Dear Me at 17,
We’re 30 now.
At your age, I assumed 30 would feel like having arrived or achieved. Frankly, I have no idea what being 30 means other than grad school, being married to a really rad guy, doing freelance writing and editing in my spare time, and finally having the guts to charge what I’m worth. It also means having a puppy who follows me around like she’s caught in my orbit, having more money and fewer worries than I’ve ever had, and being more myself than I ever was. In other words, not what I expected to be or have at 30.
So, I should probably impart some hard-won wisdom to you. Though I’m accustomed to handing out unsolicited advice to siblings, friends, and even strangers, I wonder what does one say to the past from the future?
First of all, do not feel ashamed for being an opinionated woman. Your future husband loves that about you, and I love that about you.
Forgive yourself more often.
Never let a boy or man guilt you into sex. Don’t ever date someone out of pity or boredom or for the ego-inflating feeling of being adored.
Always, always say yes to cake.
Learn to love exercise. Discover kale before 2009. Give up milk. You will watch the humans around you get larger and the nutritious food choices fewer.
Sleep more. It’s not cool or special to be sleep-deprived. That quote you like to tout (“I’ll sleep when I’m dead”) does not serve the life you are meant to live, and I blame it for the flock of crow’s feet around my eyes.
Make trust a habit. Start with yourself.
Don’t ever have the grilled portobello sandwich from Shiloh’s. That was the gnarliest case of food poisoning imaginable.
Be kind to Mom and Dad. When you’re 25, you’ll come to the sudden realization that you are older than they were when they became your parents. You’ll recognize how ill-equipped you feel at that age to raise a child. You’ll acknowledge you expected perfection out of two people who only knew what they knew and were doing their very best.
A friend of ours always says, “If you’re not growing, you’re decaying.” Grow and reach and stretch so that you never fit into the same mold as the day before.
Humans’ choices from two places: love or fear. Choose love, sweet girl; it never lets you down.
You will encounter challenges. I won’t spare you one moment of gut-wrenching pain or confusion or fear by telling you how to avoid them. I urge you to leave the one-dimensional existence to paper people, and immerse yourself in the depth and breadth of feelings that only humans get to experience. All of the feelings, not just the glittery, Facebook-status ones.
Drink more water. A lot more.
You’re going to run a marathon one day. (I know—the girl who hates running!) Don’t miss the final training run, because what you missed it for was not even kind of worth it.
By 30, we still haven’t lost that fleeing feeling, the desire to keep a suitcase packed in the back of the closet so if we ever want to, we can pick it up and be gone.

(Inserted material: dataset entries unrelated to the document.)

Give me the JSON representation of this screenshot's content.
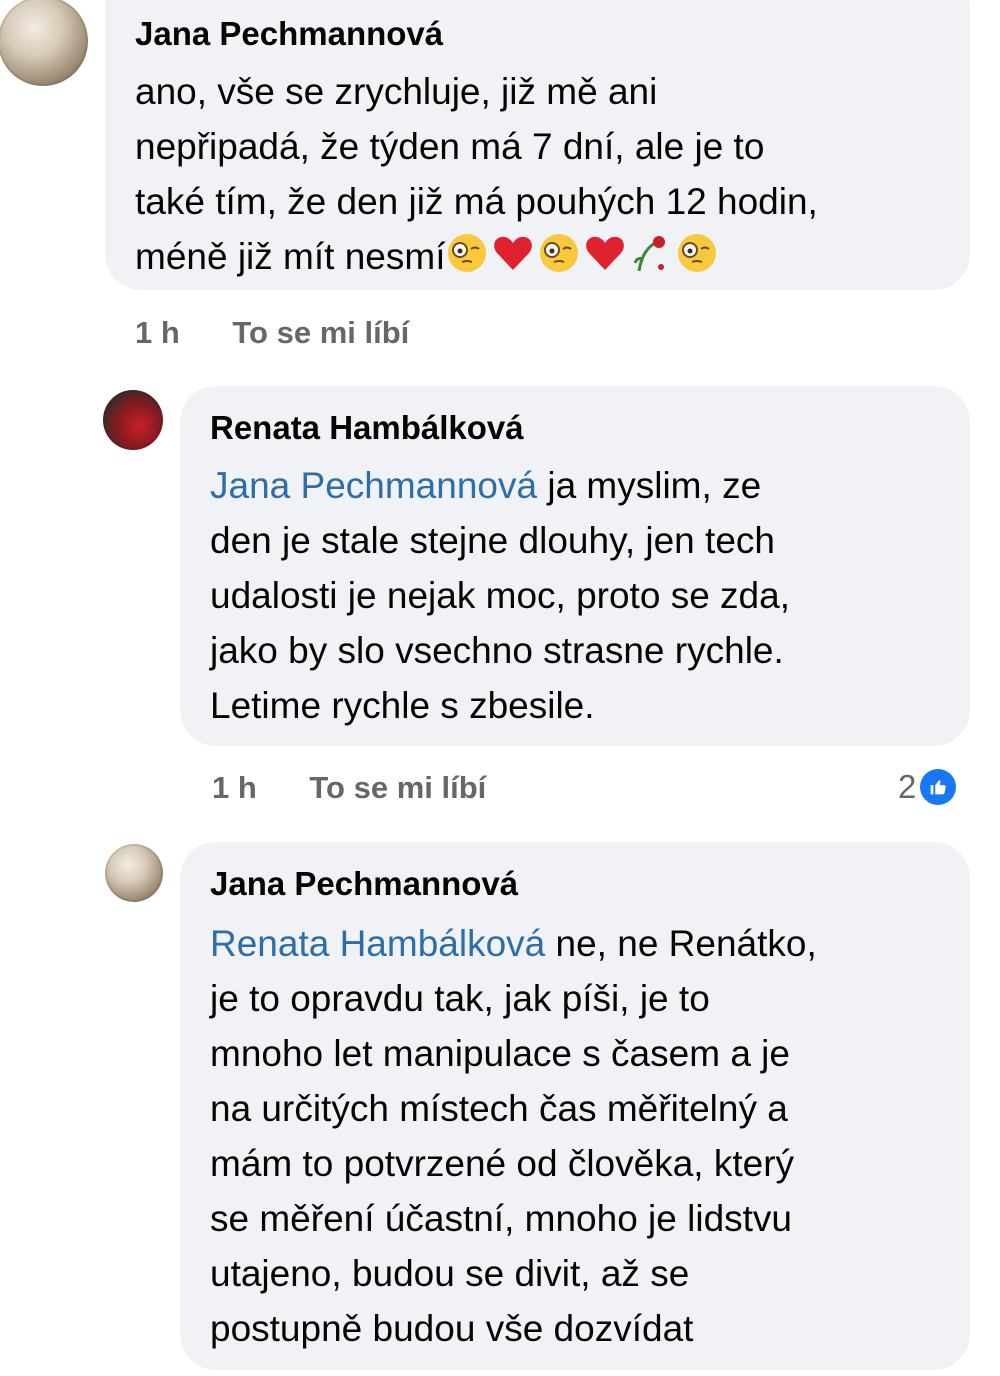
{
  "comments": [
    {
      "author": "Jana Pechmannová",
      "mention": "",
      "text_lines": [
        "ano, vše se zrychluje, již mě ani",
        "nepřipadá, že týden má 7 dní, ale je to",
        "také tím, že den již má pouhých 12 hodin,",
        "méně již mít nesmí"
      ],
      "emojis": [
        "monocle-face-emoji",
        "red-heart-emoji",
        "monocle-face-emoji",
        "red-heart-emoji",
        "wilted-rose-emoji",
        "monocle-face-emoji"
      ],
      "time": "1 h",
      "like_label": "To se mi líbí"
    },
    {
      "author": "Renata Hambálková",
      "mention": "Jana Pechmannová",
      "text_lines": [
        " ja myslim, ze",
        "den je stale stejne dlouhy, jen tech",
        "udalosti je nejak moc, proto se zda,",
        "jako by slo vsechno strasne rychle.",
        "Letime rychle s zbesile."
      ],
      "time": "1 h",
      "like_label": "To se mi líbí",
      "reaction_count": "2",
      "reaction_icon": "like-thumb-icon",
      "reaction_color": "#1877f2"
    },
    {
      "author": "Jana Pechmannová",
      "mention": "Renata Hambálková",
      "text_lines": [
        " ne, ne Renátko,",
        "je to opravdu tak, jak píši, je to",
        "mnoho let manipulace s časem a je",
        "na určitých místech čas měřitelný a",
        "mám to potvrzené od člověka, který",
        "se měření účastní, mnoho je lidstvu",
        "utajeno, budou se divit, až se",
        "postupně budou vše dozvídat"
      ]
    }
  ],
  "colors": {
    "bubble": "#f0f2f5",
    "mention": "#2d6ea8",
    "meta": "#65676b"
  }
}
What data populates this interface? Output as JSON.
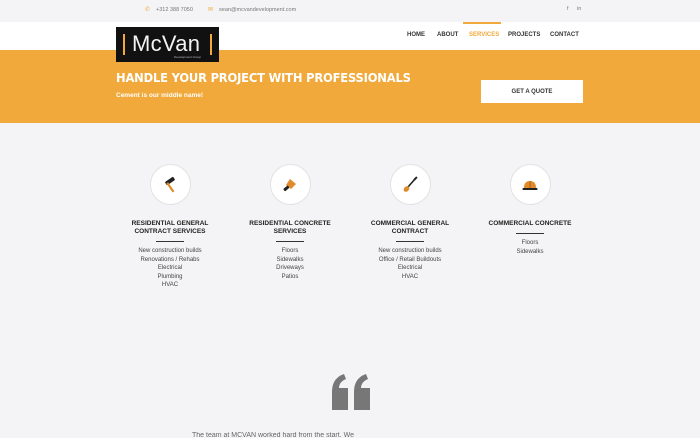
{
  "topbar": {
    "phone": "+312 388 7050",
    "email": "sean@mcvandevelopment.com",
    "social": [
      "f",
      "in"
    ]
  },
  "logo": {
    "name": "McVan",
    "tagline": "Development Group"
  },
  "nav": {
    "items": [
      "HOME",
      "ABOUT",
      "SERVICES",
      "PROJECTS",
      "CONTACT"
    ],
    "active": "SERVICES"
  },
  "banner": {
    "headline": "HANDLE YOUR PROJECT WITH PROFESSIONALS",
    "subline": "Cement is our middle name!",
    "cta": "GET A QUOTE"
  },
  "services": [
    {
      "icon": "hammer-icon",
      "title": "RESIDENTIAL GENERAL CONTRACT SERVICES",
      "items": [
        "New construction builds",
        "Renovations / Rehabs",
        "Electrical",
        "Plumbing",
        "HVAC"
      ]
    },
    {
      "icon": "trowel-icon",
      "title": "RESIDENTIAL CONCRETE SERVICES",
      "items": [
        "Floors",
        "Sidewalks",
        "Driveways",
        "Patios"
      ]
    },
    {
      "icon": "shovel-icon",
      "title": "COMMERCIAL GENERAL CONTRACT",
      "items": [
        "New construction builds",
        "Office / Retail Buildouts",
        "Electrical",
        "HVAC"
      ]
    },
    {
      "icon": "hard-hat-icon",
      "title": "COMMERCIAL CONCRETE",
      "items": [
        "Floors",
        "Sidewalks"
      ]
    }
  ],
  "testimonial": {
    "partial_text": "The team at MCVAN worked hard from the start. We"
  },
  "colors": {
    "accent": "#f0a93a",
    "background": "#f4f4f6"
  }
}
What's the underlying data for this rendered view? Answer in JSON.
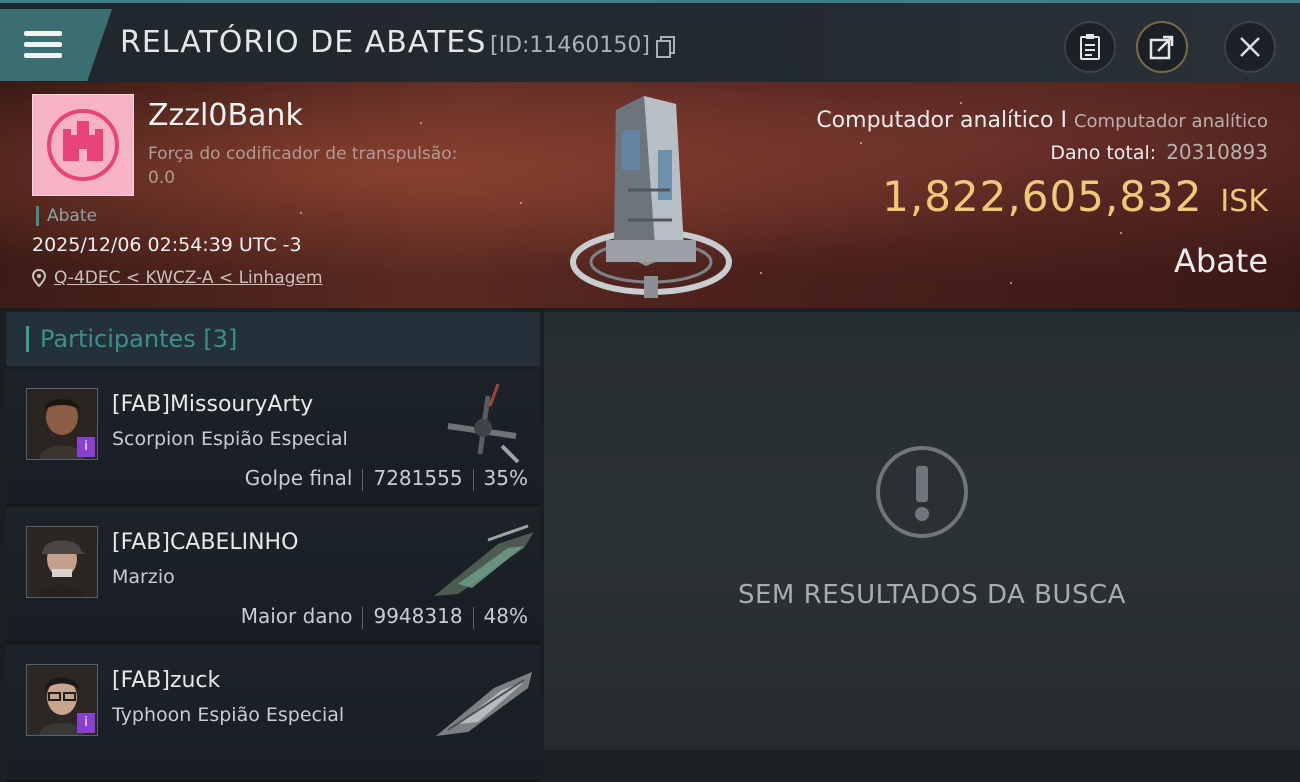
{
  "header": {
    "title": "RELATÓRIO DE ABATES",
    "id_text": "[ID:11460150]"
  },
  "victim": {
    "name": "Zzzl0Bank",
    "force_label": "Força do codificador de transpulsão:",
    "force_value": "0.0",
    "tag": "Abate",
    "datetime": "2025/12/06 02:54:39 UTC -3",
    "location": "Q-4DEC < KWCZ-A < Linhagem"
  },
  "kill": {
    "ship_name": "Computador analítico I",
    "ship_type": "Computador analítico",
    "damage_label": "Dano total:",
    "damage_value": "20310893",
    "isk_value": "1,822,605,832",
    "isk_unit": "ISK",
    "result": "Abate"
  },
  "participants": {
    "label": "Participantes",
    "count": "[3]",
    "items": [
      {
        "name": "[FAB]MissouryArty",
        "ship": "Scorpion Espião Especial",
        "role": "Golpe final",
        "damage": "7281555",
        "percent": "35%"
      },
      {
        "name": "[FAB]CABELINHO",
        "ship": "Marzio",
        "role": "Maior dano",
        "damage": "9948318",
        "percent": "48%"
      },
      {
        "name": "[FAB]zuck",
        "ship": "Typhoon Espião Especial"
      }
    ]
  },
  "empty_state": {
    "message": "SEM RESULTADOS DA BUSCA",
    "icon": "exclamation-icon"
  },
  "icons": {
    "menu": "hamburger-icon",
    "copy": "copy-icon",
    "clipboard": "clipboard-icon",
    "share": "share-icon",
    "close": "close-icon",
    "location": "map-pin-icon"
  },
  "colors": {
    "accent_teal": "#3c8f8c",
    "isk_gold": "#f0c879",
    "banner_red": "#5a2a22",
    "corp_pink": "#f6b3c6",
    "badge_purple": "#8a3fd0"
  }
}
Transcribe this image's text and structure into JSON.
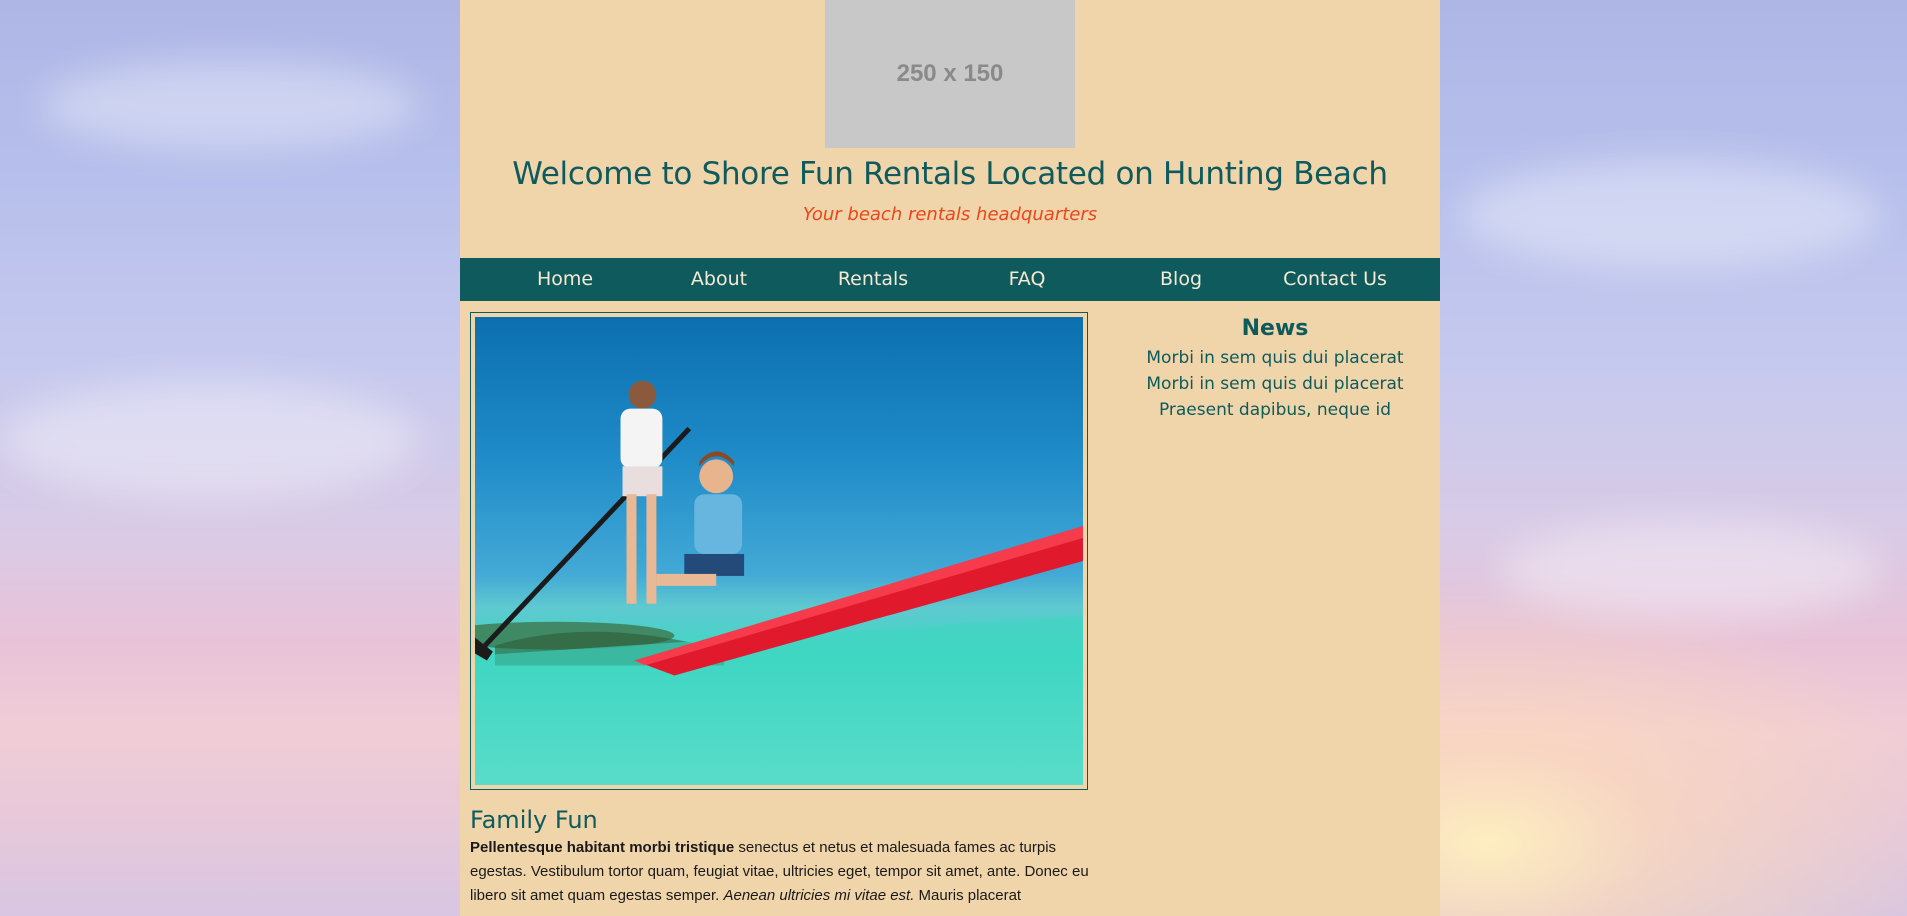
{
  "header": {
    "logo_placeholder": "250 x 150",
    "title": "Welcome to Shore Fun Rentals Located on Hunting Beach",
    "tagline": "Your beach rentals headquarters"
  },
  "nav": {
    "items": [
      "Home",
      "About",
      "Rentals",
      "FAQ",
      "Blog",
      "Contact Us"
    ]
  },
  "main": {
    "heading": "Family Fun",
    "body_bold": "Pellentesque habitant morbi tristique",
    "body_plain_1": " senectus et netus et malesuada fames ac turpis egestas. Vestibulum tortor quam, feugiat vitae, ultricies eget, tempor sit amet, ante. Donec eu libero sit amet quam egestas semper. ",
    "body_italic": "Aenean ultricies mi vitae est.",
    "body_plain_2": " Mauris placerat"
  },
  "sidebar": {
    "news_heading": "News",
    "news_items": [
      "Morbi in sem quis dui placerat",
      "Morbi in sem quis dui placerat",
      "Praesent dapibus, neque id"
    ]
  },
  "colors": {
    "teal": "#0e5a5c",
    "sand": "#f0d5ab",
    "tagline_orange": "#e8471c"
  }
}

You will go. You leave for Ireland on a one-way ticket, and you’ll learn more in five months than you did in four years of college. You fall in love with that green island and with a particular beach town in Italy that you vow to return to when you write your novel. You fall in love with life without a cell phone. You fall in love with solitude and silence and the anonymity of being a foreigner. You fall in love with yourself.
Learn something from every relationship. This masterpiece of a marriage you’re building? It takes materials. A lot of materials. Materials you weren’t born with, ones you uncover from the rubble of past relationships, shards you dig out of your skin and hold up to the light to see that they are glistening lessons for you, gifts to make you the wife you will need to be.
You’re going to have a wanderlust-and-wine-laden life. It’s messy; it’s fast-paced. It’s small and insignificant in the grand scheme of humanity, but you make a difference in people’s lives every day by who you are.
This barely skimmed the surface of the last 13 years. You must have a million questions for me. But, dear 17-year-old self, if you really were able to read this letter,
I wouldn’t tell you a damn thing.
That in itself would tell you how valuable this life is to me…how I wouldn’t risk the ripple effect of one tiny revelation that might shatter my present day world. Nor would I give you the specifics that would cause you to rush through seeking the good times (and you know you would, impatient girl).
Just know it’s all worth it and that even at 30, it feels like it has just begun.
Author: Jenna Lee Dillon
Editor: Catherine Monkman
Photo: Hillary Boles/Flickr